The research finds that adopting a national HTA body based on the practices of the Institute for Clinical and Economic Review (ICER) could severely curtail access to orphan drugs for rare diseases.[iii] The millions of patients in the United States who already struggle to gain access to treatment for rare conditions cannot afford to lose even more access to treatment.  For example, a  recently approved therapy for spinal muscular atrophy underwent significant approval delays in the United Kingdom (among other countries) because the UK’s HTA body—known as NICE—determined that the price was too high to justify the treatment gains, despite robust clinical evidence that the drug showing a “substantial benefit.”[iv]  Even for those on treatment, rare disease patients can benefit from improved innovations that help enable them to live longer, fulfilling lives.

Many of the value assessments conducted by current HTA bodies fail to account for broader societal benefits orphan drugs provide nor do they take into account how orphan drugs could reduce health disparities.  Few HTA bodies value assessments framework incorporate value from allowing patients to return to work or school, or whether new treatment reduce the burden on parents caring for children with rare diseases. Impacts on health disparities are also largely ignored within traditional value assessment and patient advocates are concerned that negative HTA assessments will impact access.  Regarding ICER’s negative assessment of new myasthenia gravis treatments, one patient advocate group stated that any barriers to care, such as ICER’s negative evaluation, “… will likely further disproportionately impact Black patients and exacerbate health inequities”.[v]

Looking ahead, applying an HTA framework to orphan drugs for rare diseases could not only hamper access to existing rare disease treatments, but also it could also decrease the likelihood that new orphan drugs will be introduced to the market.  Such as the Congressional Budget Office have found that government price controls—whether due to HTA value assessment or other sources—would significantly reduce the number of new treatments that are brought to market.[vi]

As Congress is assessing current health care initiatives and programs for the future, now is an important opportunity to examine how access to rare orphan drugs are impacted through assessment under the national health technology assessment framework.

As the research points out, a one-size-fits-all model has potential negative consequences for access to and development of orphan drugs.
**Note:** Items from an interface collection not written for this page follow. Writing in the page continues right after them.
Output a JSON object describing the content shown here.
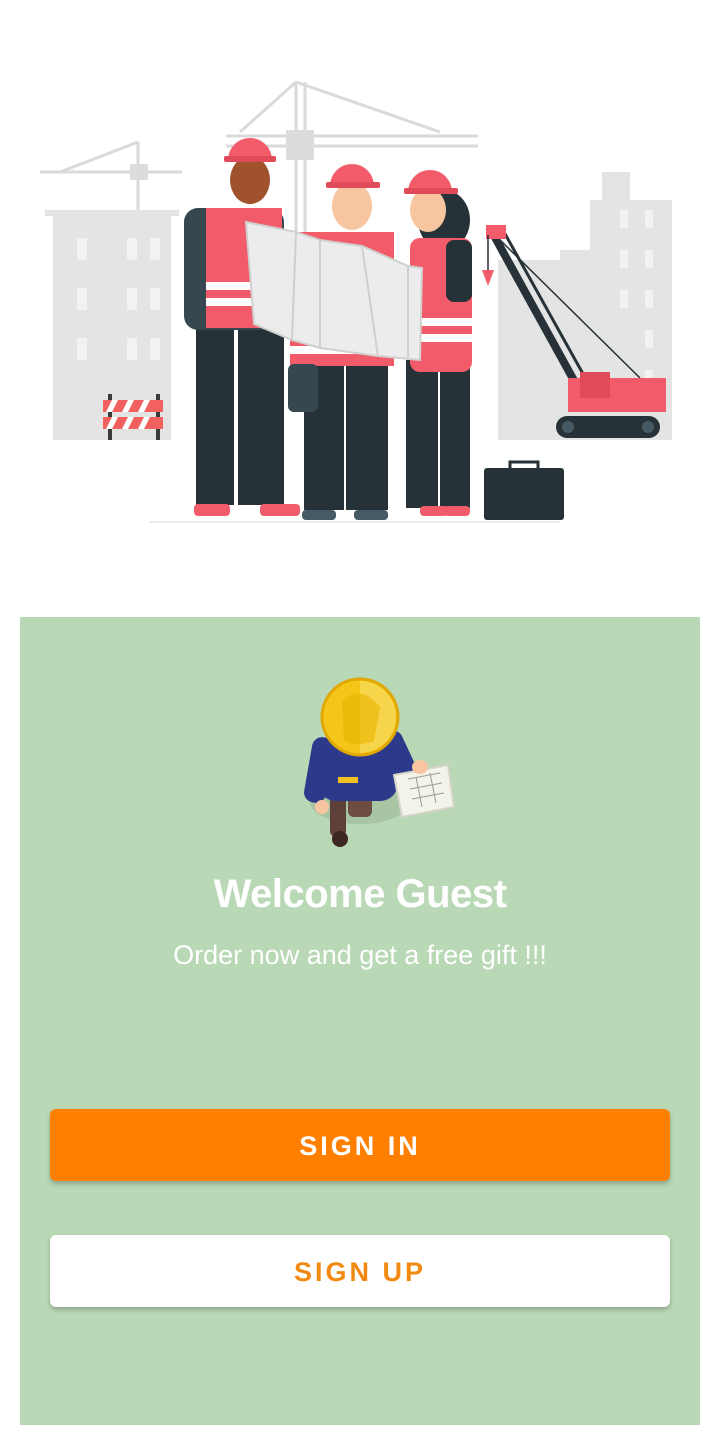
{
  "welcome": {
    "title": "Welcome Guest",
    "subtitle": "Order now and get a free gift !!!"
  },
  "buttons": {
    "sign_in": "SIGN IN",
    "sign_up": "SIGN UP"
  },
  "colors": {
    "card_background": "#b9d8b5",
    "primary_button": "#ff7f00",
    "secondary_button_text": "#f28a12"
  },
  "images": {
    "hero": "construction-team-illustration",
    "avatar": "worker-with-blueprint-illustration"
  }
}
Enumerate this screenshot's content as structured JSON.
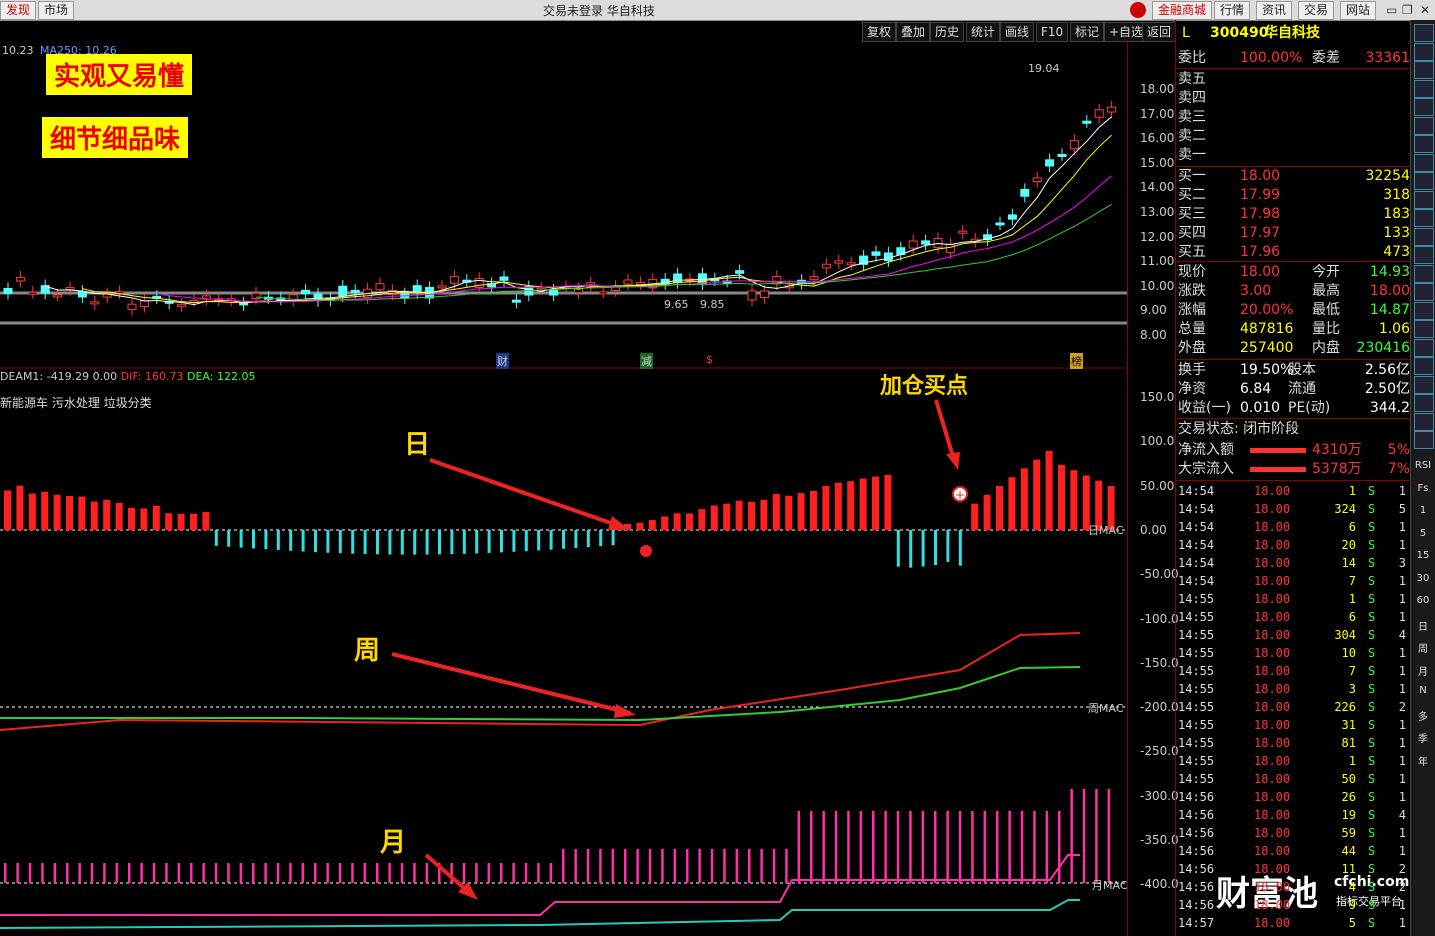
{
  "topbar": {
    "left_buttons": [
      "发现",
      "市场"
    ],
    "title": "交易未登录",
    "stock_name_title": "华自科技",
    "right_buttons": [
      "金融商城",
      "行情",
      "资讯",
      "交易",
      "网站"
    ]
  },
  "toolbar": [
    "复权",
    "叠加",
    "历史",
    "统计",
    "画线",
    "F10",
    "标记",
    "+自选",
    "返回"
  ],
  "chart": {
    "ma_label": "10.23",
    "ma_legend": "MA250: 10.26",
    "high_label": "19.04",
    "low_label1": "9.65",
    "low_label2": "9.85",
    "price_axis": [
      "18.00",
      "17.00",
      "16.00",
      "15.00",
      "14.00",
      "13.00",
      "12.00",
      "11.00",
      "10.00",
      "9.00",
      "8.00"
    ],
    "event_markers": [
      "财",
      "减",
      "$",
      "榜"
    ],
    "macd_header": {
      "deam": "DEAM1: -419.29",
      "zero": "0.00",
      "dif": "DIF: 160.73",
      "dea": "DEA: 122.05"
    },
    "concepts": "新能源车 污水处理 垃圾分类",
    "macd_axis": [
      "150.0",
      "100.0",
      "50.00",
      "0.00",
      "-50.00",
      "-100.0",
      "-150.0",
      "-200.0",
      "-250.0",
      "-300.0",
      "-350.0",
      "-400.0"
    ],
    "line_labels": [
      "日MAC",
      "周MAC",
      "月MAC"
    ],
    "overlay_boxes": [
      "实观又易懂",
      "细节细品味"
    ],
    "annotations": {
      "day": "日",
      "week": "周",
      "month": "月",
      "add": "加仓买点"
    },
    "watermark": "财富池",
    "watermark_site": "cfchi.com",
    "watermark_sub": "指标交易平台"
  },
  "quote": {
    "code": "300490",
    "name": "华自科技",
    "prefix": "L",
    "weibi_label": "委比",
    "weibi": "100.00%",
    "weicha_label": "委差",
    "weicha": "33361",
    "sell": [
      {
        "label": "卖五"
      },
      {
        "label": "卖四"
      },
      {
        "label": "卖三"
      },
      {
        "label": "卖二"
      },
      {
        "label": "卖一"
      }
    ],
    "buy": [
      {
        "label": "买一",
        "price": "18.00",
        "vol": "32254"
      },
      {
        "label": "买二",
        "price": "17.99",
        "vol": "318"
      },
      {
        "label": "买三",
        "price": "17.98",
        "vol": "183"
      },
      {
        "label": "买四",
        "price": "17.97",
        "vol": "133"
      },
      {
        "label": "买五",
        "price": "17.96",
        "vol": "473"
      }
    ],
    "stats": [
      {
        "l1": "现价",
        "v1": "18.00",
        "l2": "今开",
        "v2": "14.93",
        "c2": "#3f3"
      },
      {
        "l1": "涨跌",
        "v1": "3.00",
        "l2": "最高",
        "v2": "18.00",
        "c2": "#f33"
      },
      {
        "l1": "涨幅",
        "v1": "20.00%",
        "l2": "最低",
        "v2": "14.87",
        "c2": "#3f3"
      },
      {
        "l1": "总量",
        "v1": "487816",
        "l2": "量比",
        "v2": "1.06",
        "c2": "#ff0"
      },
      {
        "l1": "外盘",
        "v1": "257400",
        "l2": "内盘",
        "v2": "230416",
        "c2": "#3f3"
      }
    ],
    "stats2": [
      {
        "l1": "换手",
        "v1": "19.50%",
        "l2": "股本",
        "v2": "2.56亿"
      },
      {
        "l1": "净资",
        "v1": "6.84",
        "l2": "流通",
        "v2": "2.50亿"
      },
      {
        "l1": "收益(一)",
        "v1": "0.010",
        "l2": "PE(动)",
        "v2": "344.2"
      }
    ],
    "trade_status": "交易状态: 闭市阶段",
    "flow": [
      {
        "label": "净流入额",
        "amount": "4310万",
        "pct": "5%"
      },
      {
        "label": "大宗流入",
        "amount": "5378万",
        "pct": "7%"
      }
    ],
    "ticks": [
      {
        "t": "14:54",
        "p": "18.00",
        "v": "1",
        "s": "S",
        "n": "1"
      },
      {
        "t": "14:54",
        "p": "18.00",
        "v": "324",
        "s": "S",
        "n": "5"
      },
      {
        "t": "14:54",
        "p": "18.00",
        "v": "6",
        "s": "S",
        "n": "1"
      },
      {
        "t": "14:54",
        "p": "18.00",
        "v": "20",
        "s": "S",
        "n": "1"
      },
      {
        "t": "14:54",
        "p": "18.00",
        "v": "14",
        "s": "S",
        "n": "3"
      },
      {
        "t": "14:54",
        "p": "18.00",
        "v": "7",
        "s": "S",
        "n": "1"
      },
      {
        "t": "14:55",
        "p": "18.00",
        "v": "1",
        "s": "S",
        "n": "1"
      },
      {
        "t": "14:55",
        "p": "18.00",
        "v": "6",
        "s": "S",
        "n": "1"
      },
      {
        "t": "14:55",
        "p": "18.00",
        "v": "304",
        "s": "S",
        "n": "4"
      },
      {
        "t": "14:55",
        "p": "18.00",
        "v": "10",
        "s": "S",
        "n": "1"
      },
      {
        "t": "14:55",
        "p": "18.00",
        "v": "7",
        "s": "S",
        "n": "1"
      },
      {
        "t": "14:55",
        "p": "18.00",
        "v": "3",
        "s": "S",
        "n": "1"
      },
      {
        "t": "14:55",
        "p": "18.00",
        "v": "226",
        "s": "S",
        "n": "2"
      },
      {
        "t": "14:55",
        "p": "18.00",
        "v": "31",
        "s": "S",
        "n": "1"
      },
      {
        "t": "14:55",
        "p": "18.00",
        "v": "81",
        "s": "S",
        "n": "1"
      },
      {
        "t": "14:55",
        "p": "18.00",
        "v": "1",
        "s": "S",
        "n": "1"
      },
      {
        "t": "14:55",
        "p": "18.00",
        "v": "50",
        "s": "S",
        "n": "1"
      },
      {
        "t": "14:56",
        "p": "18.00",
        "v": "26",
        "s": "S",
        "n": "1"
      },
      {
        "t": "14:56",
        "p": "18.00",
        "v": "19",
        "s": "S",
        "n": "4"
      },
      {
        "t": "14:56",
        "p": "18.00",
        "v": "59",
        "s": "S",
        "n": "1"
      },
      {
        "t": "14:56",
        "p": "18.00",
        "v": "44",
        "s": "S",
        "n": "1"
      },
      {
        "t": "14:56",
        "p": "18.00",
        "v": "11",
        "s": "S",
        "n": "2"
      },
      {
        "t": "14:56",
        "p": "18.00",
        "v": "4",
        "s": "S",
        "n": "2"
      },
      {
        "t": "14:56",
        "p": "18.00",
        "v": "9",
        "s": "S",
        "n": "1"
      },
      {
        "t": "14:57",
        "p": "18.00",
        "v": "5",
        "s": "S",
        "n": "1"
      }
    ]
  },
  "side_icons": [
    "arrow-left-icon",
    "arrow-right-icon",
    "grid-icon",
    "chart-icon",
    "doc-icon",
    "bars-icon",
    "trend-icon",
    "candles-icon",
    "rank-icon",
    "list-icon",
    "table-icon",
    "f1-icon",
    "fz-icon",
    "gear-icon",
    "circle-icon",
    "rsi-icon",
    "wave-icon",
    "stack-icon",
    "x-icon",
    "move-icon",
    "pen-icon",
    "fs-icon",
    "b-icon"
  ],
  "side_labels": [
    "RSI",
    "Fs",
    "1",
    "5",
    "15",
    "30",
    "60",
    "日",
    "周",
    "月",
    "N",
    "多",
    "季",
    "年"
  ]
}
Industry leaders, policymakers, and patient advocates can use this research as a starting point for a timely discussion on how to preserve access and innovation for orphan drugs. In order to properly address potential negative outcomes of all frameworks, a discussion is the first step. Now more than ever, it is imperative that we convene all stakeholders to build on this research. Millions of Americans living with rare diseases are depending on it.

The views expressed herein are those of the author(s) and not necessarily the views of FTI Consulting, Inc., its management, its subsidiaries, its affiliates, or its other professionals.

 FTI Consulting, Inc., including its subsidiaries and affiliates, is a consulting firm and is not a certified public accounting firm or a law firm.


[i] Stoller, James K. “The Challenge of Rare Diseases.” ScienceDirect, June 2018.

[ii] Lakdawalla, Darius et al., “Health Technology Assessment in the U.S.-A Vision for the Future.” USC Schaeffer. February 9, 2021.

[iii] FTI Consulting, “Challenges in Preserving Access to Orphan Drugs Under an HTA Framework.” December 2, 2021.

[iv] Taylor, Phil. “Shock as NICE Turns Down Biogen’s SMA Therapy.” PMLive, August 14, 2018.

[v] “ICER Myasthenia Gravis Public Comment.” ICER. ICER, April 2, 2021.

[vi] Congressional Budget Office. CBO’s Simulation Model of New Drug Development. August 2021.